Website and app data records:
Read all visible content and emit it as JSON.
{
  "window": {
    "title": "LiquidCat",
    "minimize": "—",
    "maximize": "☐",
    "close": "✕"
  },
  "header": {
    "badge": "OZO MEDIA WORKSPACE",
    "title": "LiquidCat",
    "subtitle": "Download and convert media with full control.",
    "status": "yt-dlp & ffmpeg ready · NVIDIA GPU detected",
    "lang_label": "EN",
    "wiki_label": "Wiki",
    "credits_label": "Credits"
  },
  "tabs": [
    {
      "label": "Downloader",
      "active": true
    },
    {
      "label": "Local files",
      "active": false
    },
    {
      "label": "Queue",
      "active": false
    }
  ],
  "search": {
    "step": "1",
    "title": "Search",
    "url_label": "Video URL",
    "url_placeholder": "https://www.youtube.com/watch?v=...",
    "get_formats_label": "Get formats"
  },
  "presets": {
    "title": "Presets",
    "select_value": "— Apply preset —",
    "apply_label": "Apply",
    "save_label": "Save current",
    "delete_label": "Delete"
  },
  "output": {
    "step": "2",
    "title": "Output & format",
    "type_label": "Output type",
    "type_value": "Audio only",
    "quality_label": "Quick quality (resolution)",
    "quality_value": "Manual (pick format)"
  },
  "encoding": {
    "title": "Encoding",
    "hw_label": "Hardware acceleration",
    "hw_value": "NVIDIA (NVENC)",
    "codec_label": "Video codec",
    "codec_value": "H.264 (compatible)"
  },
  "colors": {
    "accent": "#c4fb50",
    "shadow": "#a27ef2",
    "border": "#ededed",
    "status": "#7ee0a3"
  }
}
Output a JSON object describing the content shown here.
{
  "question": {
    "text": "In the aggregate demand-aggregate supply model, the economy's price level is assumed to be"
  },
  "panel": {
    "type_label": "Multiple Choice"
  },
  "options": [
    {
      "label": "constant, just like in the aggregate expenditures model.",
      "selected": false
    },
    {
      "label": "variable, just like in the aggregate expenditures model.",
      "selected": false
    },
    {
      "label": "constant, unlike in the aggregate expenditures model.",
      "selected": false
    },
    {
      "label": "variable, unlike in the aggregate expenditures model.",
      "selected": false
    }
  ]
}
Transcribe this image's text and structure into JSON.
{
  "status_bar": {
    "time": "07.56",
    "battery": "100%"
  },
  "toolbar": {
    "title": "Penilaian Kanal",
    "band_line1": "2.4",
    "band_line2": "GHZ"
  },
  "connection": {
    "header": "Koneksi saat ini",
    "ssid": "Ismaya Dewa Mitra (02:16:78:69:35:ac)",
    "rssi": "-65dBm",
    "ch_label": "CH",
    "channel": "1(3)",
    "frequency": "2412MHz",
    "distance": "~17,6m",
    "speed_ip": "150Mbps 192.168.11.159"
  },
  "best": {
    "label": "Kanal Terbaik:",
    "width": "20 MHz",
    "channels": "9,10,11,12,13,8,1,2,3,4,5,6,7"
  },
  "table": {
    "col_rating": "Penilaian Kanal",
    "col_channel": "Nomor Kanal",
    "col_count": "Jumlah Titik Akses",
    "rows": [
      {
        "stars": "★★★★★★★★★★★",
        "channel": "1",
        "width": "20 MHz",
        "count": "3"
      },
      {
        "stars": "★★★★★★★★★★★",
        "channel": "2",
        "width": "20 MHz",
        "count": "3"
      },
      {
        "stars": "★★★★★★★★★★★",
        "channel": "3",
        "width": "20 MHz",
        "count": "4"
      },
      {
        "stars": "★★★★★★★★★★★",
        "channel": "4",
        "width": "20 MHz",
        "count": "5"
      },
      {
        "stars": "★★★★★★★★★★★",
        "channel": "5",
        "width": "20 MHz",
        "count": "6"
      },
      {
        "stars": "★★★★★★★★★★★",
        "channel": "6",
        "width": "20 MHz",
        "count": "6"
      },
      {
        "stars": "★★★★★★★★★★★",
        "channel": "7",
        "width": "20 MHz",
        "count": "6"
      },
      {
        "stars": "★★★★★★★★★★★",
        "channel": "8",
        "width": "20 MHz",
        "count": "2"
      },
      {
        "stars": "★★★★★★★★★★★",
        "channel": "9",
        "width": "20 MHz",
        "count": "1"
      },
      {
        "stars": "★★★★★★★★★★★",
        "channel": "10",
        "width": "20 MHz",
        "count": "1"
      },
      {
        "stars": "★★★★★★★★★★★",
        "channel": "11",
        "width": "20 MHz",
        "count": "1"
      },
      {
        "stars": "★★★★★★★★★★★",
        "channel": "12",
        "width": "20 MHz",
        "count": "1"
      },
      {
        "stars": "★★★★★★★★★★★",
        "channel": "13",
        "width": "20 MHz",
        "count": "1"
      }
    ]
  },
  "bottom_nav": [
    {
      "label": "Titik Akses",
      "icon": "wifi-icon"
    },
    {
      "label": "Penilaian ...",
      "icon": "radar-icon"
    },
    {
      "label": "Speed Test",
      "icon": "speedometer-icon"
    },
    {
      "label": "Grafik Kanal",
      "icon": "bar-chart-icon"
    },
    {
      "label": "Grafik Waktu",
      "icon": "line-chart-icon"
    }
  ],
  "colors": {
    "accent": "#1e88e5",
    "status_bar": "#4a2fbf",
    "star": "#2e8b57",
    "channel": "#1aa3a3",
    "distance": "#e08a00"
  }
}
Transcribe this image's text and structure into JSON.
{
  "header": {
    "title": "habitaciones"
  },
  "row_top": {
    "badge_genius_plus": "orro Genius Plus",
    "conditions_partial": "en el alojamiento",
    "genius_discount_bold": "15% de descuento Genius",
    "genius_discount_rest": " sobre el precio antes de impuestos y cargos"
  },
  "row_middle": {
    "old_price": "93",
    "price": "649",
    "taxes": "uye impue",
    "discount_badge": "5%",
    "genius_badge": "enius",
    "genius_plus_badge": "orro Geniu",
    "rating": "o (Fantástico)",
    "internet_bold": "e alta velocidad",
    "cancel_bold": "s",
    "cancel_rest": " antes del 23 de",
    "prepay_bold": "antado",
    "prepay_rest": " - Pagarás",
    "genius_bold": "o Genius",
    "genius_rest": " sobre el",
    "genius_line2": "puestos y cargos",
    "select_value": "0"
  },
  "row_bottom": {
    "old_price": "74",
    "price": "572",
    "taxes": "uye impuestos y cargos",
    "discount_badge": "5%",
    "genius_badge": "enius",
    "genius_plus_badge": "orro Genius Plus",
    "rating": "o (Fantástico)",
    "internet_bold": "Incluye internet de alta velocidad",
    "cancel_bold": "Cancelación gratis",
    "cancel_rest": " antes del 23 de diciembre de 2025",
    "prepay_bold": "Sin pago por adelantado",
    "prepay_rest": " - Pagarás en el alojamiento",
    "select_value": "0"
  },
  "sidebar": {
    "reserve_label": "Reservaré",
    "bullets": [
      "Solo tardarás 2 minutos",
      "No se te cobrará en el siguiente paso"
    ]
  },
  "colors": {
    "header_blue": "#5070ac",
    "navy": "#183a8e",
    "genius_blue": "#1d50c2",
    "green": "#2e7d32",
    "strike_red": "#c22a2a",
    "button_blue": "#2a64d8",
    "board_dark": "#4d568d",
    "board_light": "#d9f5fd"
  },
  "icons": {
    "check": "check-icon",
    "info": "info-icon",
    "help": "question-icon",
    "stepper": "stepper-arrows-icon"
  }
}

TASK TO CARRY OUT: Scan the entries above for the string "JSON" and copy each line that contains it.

RESULT:
Read all visible content and emit it as JSON.
Output a JSON object describing the content shown here.
Transcribe this image's text and structure into JSON.
Transcribe this image's text and structure into JSON.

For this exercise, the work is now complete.